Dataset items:
════════════════════

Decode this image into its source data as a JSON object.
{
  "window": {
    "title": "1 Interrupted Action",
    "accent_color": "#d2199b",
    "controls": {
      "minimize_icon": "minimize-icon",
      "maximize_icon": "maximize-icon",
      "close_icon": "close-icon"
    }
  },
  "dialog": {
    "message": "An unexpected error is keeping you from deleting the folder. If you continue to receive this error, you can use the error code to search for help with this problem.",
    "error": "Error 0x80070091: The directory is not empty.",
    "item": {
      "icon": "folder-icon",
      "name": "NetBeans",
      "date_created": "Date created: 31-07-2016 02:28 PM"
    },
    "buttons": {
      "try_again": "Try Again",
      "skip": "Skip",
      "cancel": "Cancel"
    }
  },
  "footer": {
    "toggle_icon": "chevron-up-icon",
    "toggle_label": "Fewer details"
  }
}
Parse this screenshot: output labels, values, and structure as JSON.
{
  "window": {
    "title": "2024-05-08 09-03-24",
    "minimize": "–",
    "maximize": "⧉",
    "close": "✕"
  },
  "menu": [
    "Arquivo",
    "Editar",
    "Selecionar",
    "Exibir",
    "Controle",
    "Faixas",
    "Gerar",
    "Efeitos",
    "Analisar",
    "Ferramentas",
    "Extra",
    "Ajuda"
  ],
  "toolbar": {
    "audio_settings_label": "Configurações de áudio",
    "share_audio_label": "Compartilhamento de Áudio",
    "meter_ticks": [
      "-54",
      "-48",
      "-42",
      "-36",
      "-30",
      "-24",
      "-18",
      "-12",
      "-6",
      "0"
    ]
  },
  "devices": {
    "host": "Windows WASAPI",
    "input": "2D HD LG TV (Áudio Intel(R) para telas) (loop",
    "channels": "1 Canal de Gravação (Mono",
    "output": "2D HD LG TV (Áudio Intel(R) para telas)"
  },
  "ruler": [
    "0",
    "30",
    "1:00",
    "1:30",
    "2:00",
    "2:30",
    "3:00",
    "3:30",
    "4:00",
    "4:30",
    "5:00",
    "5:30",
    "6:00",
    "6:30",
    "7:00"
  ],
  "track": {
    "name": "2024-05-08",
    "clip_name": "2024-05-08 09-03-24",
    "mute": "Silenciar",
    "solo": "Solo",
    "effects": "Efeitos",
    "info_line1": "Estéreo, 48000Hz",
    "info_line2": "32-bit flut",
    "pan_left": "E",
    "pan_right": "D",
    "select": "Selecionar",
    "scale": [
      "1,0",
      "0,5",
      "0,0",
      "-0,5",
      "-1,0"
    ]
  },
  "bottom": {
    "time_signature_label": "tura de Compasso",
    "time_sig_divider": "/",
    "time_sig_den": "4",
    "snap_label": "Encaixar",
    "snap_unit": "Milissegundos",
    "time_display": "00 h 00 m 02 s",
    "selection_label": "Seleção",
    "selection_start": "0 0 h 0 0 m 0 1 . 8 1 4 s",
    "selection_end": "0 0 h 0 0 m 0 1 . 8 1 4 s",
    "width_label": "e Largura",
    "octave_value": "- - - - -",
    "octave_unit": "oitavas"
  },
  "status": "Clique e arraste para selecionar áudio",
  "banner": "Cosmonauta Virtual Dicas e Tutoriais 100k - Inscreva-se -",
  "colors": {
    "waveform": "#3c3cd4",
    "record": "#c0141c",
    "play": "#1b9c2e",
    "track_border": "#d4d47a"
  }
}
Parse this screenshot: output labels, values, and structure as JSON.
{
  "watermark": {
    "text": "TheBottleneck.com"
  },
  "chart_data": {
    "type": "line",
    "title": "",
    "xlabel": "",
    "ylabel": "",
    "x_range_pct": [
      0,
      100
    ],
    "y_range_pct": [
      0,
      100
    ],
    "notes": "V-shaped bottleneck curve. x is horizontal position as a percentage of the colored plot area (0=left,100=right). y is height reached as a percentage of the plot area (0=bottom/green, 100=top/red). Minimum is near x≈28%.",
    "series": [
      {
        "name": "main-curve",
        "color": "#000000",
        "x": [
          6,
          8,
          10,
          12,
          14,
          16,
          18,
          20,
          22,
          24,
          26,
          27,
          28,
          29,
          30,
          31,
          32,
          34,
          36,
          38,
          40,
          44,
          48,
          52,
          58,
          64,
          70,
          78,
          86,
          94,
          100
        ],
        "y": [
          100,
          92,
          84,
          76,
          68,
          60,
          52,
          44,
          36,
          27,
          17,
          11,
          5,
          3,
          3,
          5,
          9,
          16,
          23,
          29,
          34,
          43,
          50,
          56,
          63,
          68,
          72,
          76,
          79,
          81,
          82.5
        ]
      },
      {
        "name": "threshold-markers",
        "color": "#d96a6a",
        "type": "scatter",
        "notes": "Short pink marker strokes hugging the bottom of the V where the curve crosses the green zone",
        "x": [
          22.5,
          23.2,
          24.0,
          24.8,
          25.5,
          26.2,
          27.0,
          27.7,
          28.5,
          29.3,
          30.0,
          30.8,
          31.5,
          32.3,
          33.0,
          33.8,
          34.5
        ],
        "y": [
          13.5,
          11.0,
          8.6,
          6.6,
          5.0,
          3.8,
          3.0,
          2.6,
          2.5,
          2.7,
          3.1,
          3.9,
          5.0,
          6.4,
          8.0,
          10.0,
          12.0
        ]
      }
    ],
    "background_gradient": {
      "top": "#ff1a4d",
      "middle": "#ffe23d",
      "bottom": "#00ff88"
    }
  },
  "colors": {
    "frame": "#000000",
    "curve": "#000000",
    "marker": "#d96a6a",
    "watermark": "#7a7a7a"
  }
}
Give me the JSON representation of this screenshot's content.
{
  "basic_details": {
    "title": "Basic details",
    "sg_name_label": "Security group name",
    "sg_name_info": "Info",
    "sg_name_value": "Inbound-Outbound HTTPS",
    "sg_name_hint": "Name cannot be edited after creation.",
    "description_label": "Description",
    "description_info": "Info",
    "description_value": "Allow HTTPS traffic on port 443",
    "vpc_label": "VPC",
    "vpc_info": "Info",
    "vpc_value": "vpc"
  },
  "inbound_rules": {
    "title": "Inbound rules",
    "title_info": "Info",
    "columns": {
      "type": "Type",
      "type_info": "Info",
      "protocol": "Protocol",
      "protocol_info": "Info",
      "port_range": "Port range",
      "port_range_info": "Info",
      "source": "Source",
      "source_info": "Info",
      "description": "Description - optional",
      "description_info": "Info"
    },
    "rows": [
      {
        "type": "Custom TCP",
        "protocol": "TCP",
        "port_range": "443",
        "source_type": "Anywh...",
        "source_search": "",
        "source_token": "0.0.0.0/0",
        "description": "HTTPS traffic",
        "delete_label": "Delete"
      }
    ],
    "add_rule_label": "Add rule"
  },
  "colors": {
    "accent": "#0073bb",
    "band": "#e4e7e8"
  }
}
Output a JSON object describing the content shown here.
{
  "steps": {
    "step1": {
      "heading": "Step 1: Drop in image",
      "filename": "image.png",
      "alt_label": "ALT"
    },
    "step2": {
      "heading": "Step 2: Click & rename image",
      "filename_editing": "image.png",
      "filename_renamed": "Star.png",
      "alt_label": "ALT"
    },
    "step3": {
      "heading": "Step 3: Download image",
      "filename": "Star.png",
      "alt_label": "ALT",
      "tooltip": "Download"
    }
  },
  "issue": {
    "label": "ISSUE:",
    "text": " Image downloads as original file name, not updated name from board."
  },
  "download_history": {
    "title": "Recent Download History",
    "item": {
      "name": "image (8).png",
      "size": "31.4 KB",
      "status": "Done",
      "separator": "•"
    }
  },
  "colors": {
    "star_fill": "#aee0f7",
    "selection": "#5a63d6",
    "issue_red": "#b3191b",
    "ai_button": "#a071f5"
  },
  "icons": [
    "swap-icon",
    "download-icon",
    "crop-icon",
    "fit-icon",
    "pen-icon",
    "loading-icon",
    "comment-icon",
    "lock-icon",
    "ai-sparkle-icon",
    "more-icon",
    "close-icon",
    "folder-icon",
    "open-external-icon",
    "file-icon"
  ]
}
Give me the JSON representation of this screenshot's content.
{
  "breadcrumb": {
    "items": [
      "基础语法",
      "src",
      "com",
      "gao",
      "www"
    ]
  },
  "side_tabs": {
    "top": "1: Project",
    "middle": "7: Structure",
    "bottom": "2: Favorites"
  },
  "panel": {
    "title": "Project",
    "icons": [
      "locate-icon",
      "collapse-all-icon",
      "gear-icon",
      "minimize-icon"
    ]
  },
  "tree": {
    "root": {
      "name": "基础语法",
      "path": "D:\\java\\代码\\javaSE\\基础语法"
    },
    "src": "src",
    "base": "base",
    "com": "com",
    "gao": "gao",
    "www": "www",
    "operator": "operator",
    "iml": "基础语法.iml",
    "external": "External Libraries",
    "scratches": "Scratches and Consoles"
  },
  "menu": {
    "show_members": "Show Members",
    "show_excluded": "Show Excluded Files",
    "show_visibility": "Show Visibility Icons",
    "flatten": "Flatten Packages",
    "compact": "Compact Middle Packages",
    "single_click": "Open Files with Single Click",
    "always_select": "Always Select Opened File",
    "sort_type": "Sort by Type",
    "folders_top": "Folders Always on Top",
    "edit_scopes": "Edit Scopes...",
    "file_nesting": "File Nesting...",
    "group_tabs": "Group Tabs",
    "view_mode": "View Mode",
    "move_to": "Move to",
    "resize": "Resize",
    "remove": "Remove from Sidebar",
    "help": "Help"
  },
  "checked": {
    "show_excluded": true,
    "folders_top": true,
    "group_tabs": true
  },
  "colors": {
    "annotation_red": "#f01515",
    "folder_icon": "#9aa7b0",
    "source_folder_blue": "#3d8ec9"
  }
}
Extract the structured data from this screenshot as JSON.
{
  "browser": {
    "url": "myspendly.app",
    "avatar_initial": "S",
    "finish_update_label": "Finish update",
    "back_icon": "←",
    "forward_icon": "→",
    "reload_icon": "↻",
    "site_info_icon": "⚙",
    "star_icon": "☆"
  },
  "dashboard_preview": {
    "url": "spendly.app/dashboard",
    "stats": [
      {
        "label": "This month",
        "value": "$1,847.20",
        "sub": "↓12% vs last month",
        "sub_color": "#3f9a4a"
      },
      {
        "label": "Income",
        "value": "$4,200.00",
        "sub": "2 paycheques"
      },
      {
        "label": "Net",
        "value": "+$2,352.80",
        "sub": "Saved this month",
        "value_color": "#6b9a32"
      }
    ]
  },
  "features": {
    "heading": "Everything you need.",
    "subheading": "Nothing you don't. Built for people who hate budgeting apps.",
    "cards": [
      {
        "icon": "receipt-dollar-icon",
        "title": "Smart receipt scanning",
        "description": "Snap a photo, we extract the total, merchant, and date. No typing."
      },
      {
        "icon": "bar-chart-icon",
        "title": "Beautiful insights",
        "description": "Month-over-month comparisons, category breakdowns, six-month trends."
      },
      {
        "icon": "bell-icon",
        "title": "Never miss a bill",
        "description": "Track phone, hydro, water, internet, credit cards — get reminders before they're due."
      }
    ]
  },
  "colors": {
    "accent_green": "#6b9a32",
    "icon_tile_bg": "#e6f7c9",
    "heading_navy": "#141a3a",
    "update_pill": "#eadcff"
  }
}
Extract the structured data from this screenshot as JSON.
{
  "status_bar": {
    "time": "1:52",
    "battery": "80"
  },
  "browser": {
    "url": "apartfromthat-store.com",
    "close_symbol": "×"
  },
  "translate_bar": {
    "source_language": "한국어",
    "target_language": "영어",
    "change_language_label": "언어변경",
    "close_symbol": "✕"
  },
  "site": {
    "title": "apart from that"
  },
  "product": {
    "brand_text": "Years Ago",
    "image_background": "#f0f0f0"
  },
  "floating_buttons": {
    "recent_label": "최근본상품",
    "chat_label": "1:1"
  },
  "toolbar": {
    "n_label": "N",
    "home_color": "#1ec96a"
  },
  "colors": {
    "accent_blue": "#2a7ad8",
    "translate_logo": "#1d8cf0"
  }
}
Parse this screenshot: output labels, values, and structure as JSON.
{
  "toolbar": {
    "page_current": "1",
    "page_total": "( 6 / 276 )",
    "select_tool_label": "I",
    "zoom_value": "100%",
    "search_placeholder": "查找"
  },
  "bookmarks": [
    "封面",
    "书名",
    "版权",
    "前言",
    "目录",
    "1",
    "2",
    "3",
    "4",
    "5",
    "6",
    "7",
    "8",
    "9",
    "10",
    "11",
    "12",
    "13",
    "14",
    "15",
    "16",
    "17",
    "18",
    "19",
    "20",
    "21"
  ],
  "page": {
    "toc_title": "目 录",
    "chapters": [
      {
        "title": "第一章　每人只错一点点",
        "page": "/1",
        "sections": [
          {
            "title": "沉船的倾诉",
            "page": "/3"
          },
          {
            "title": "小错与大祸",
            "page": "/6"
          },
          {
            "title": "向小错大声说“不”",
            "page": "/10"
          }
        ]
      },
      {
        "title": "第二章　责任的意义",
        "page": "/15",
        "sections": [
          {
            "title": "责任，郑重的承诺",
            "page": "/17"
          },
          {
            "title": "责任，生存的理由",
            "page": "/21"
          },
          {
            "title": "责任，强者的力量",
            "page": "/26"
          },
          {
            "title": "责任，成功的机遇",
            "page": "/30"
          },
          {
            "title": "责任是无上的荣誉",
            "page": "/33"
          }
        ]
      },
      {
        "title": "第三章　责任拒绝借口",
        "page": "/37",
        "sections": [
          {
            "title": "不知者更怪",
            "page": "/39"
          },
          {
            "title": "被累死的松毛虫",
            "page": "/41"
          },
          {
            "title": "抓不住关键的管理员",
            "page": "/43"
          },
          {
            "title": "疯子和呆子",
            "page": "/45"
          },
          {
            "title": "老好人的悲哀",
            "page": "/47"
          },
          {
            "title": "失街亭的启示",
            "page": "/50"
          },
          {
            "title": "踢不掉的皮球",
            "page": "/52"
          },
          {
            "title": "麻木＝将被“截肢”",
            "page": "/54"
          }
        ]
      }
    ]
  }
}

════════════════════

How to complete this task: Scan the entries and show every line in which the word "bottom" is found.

Output for this task:
  "bottom": {
    "notes": "V-shaped bottleneck curve. x is horizontal position as a percentage of the colored plot area (0=left,100=right). y is height reached as a percentage of the plot area (0=bottom/green, 100=top/red). Minimum is near x≈28%.",
        "notes": "Short pink marker strokes hugging the bottom of the V where the curve crosses the green zone",
      "bottom": "#00ff88"
    "bottom": "2: Favorites"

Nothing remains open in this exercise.